"The younger generation needs to know what people went through and be able to go and see what they did and how they did it for our country," Larry Doe, a 70-year-old Ypsilanti Township resident who has given to the cause, said recently before joining other donors for a trip on a B-17.
Although women performed what had been male-dominated roles in plants all over the country during the war, it was a Willow Run worker - one of an untold number of women in its 40,000-person workforce - who caught the eye of Hollywood producers casting a "riveter" for a government film about the war effort at home.
Rose Will Monroe, a Kentucky native who moved to Michigan during the war, starred as herself in the film and became one of the best-known figures of that era. She represented the thousands of Rosies who took factory jobs making munitions, weaponry and other things while the nation's men were off fighting in Europe and the Pacific.
Although many Rosies were let go once the war was over and the soldiers returned home, they had shown that women were capable of doing jobs that had traditionally been done by only men. An illustrated poster of a determined-looking Rosie the Riveter rolling up her sleeve with the slogan, "We can do it!," became an iconic symbol of female empowerment for American women.

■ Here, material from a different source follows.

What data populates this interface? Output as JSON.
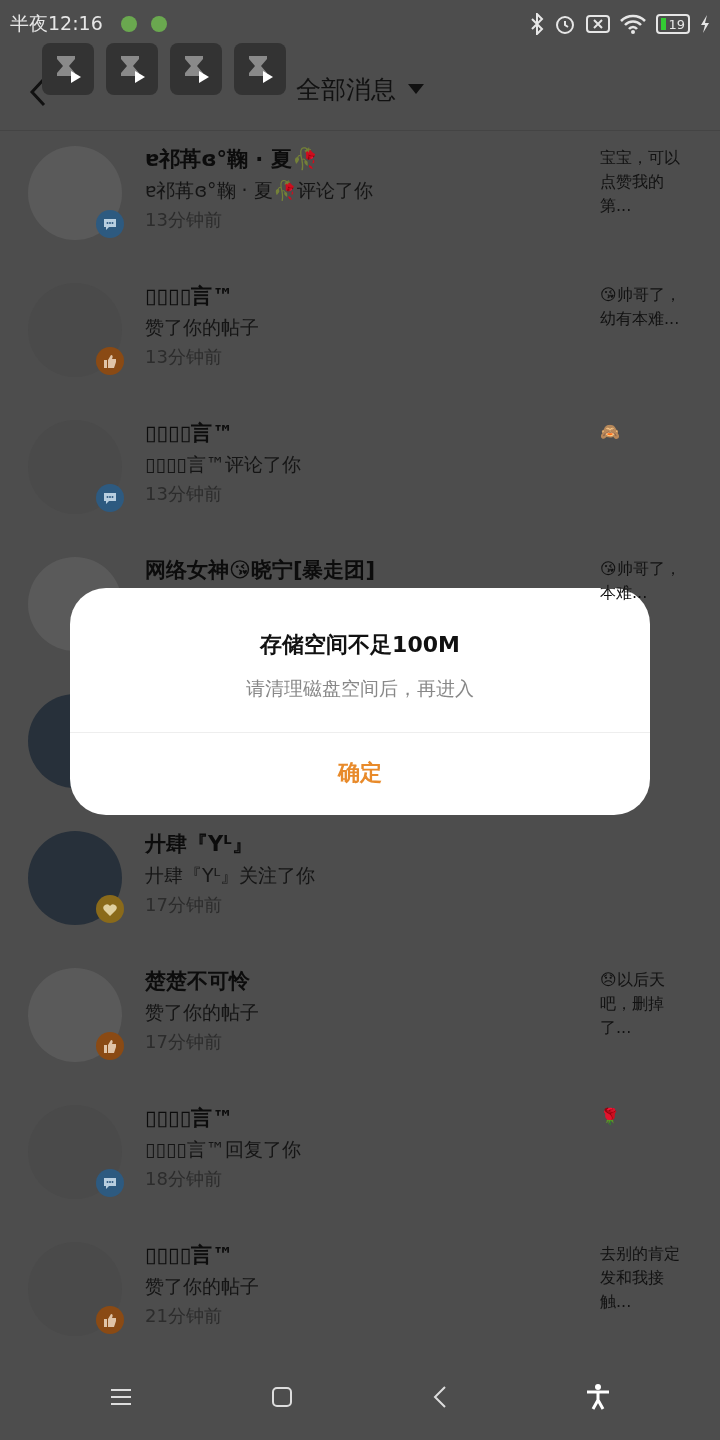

The Willow Run factory went back to making automobiles after the war ended, and it did so for more than a half-century under the General Motors name before closing for good in 2010.
Now, Doe and other donors are hoping to save at least some of the massive structure to convert it into the new home of the Yankee Air Museum. The museum's original headquarters burned down in 2004, and it is currently housed at Willow Run Airport in Van Buren Township, which is near Ypsilanti Township, where the plant is located.
"We now have the opportunity to actually take a piece of this plant. It's due to be demolished over the next two or three years," said Dennis Norton, president of the Michigan Aerospace Foundation. "There's no further use for it. It's too big. It's too old to be used in modern-day manufacturing."
Organizers of the "Save the Willow Run Bomber Plant" campaign say they need $8 million to fund their "separation" plan. They want to acquire part of the 5 million-square-foot plant, secure it and re-establish utility services such as water, gas and electric.
They have raised $4.5 million of what they need and are hoping to entice major donors to come forward with six- and seven-figure commitments.
Detroit's historic bankruptcy filing two weeks ago isn't expected to have any effect on fundraising, said Dan Pierce, a spokesman for the effort.
"We have not heard this from any prospective donors and don't think we will," he said.
Yankee Air Museum backers are hoping to tap into some of that patented Rosie resolve in their efforts to transform Willow Run.
The hulking facility currently is in the hands of the Revitalizing Auto Communities Environmental Response Trust, which took over sites around the country left behind in the bankruptcy of GM.
Much of the plant has fallen into disrepair, including the portion the Yankee Air Museum is eyeing. The factory floor is littered with debris that sits among rusted-out and busted-up equipment once used to make transmissions.
Norton and his colleagues hope to change that soon.
The millions left to raise represents "a significant amount of money," he said.
"However, if we didn't think we could do it, we wouldn't have started it in the first place."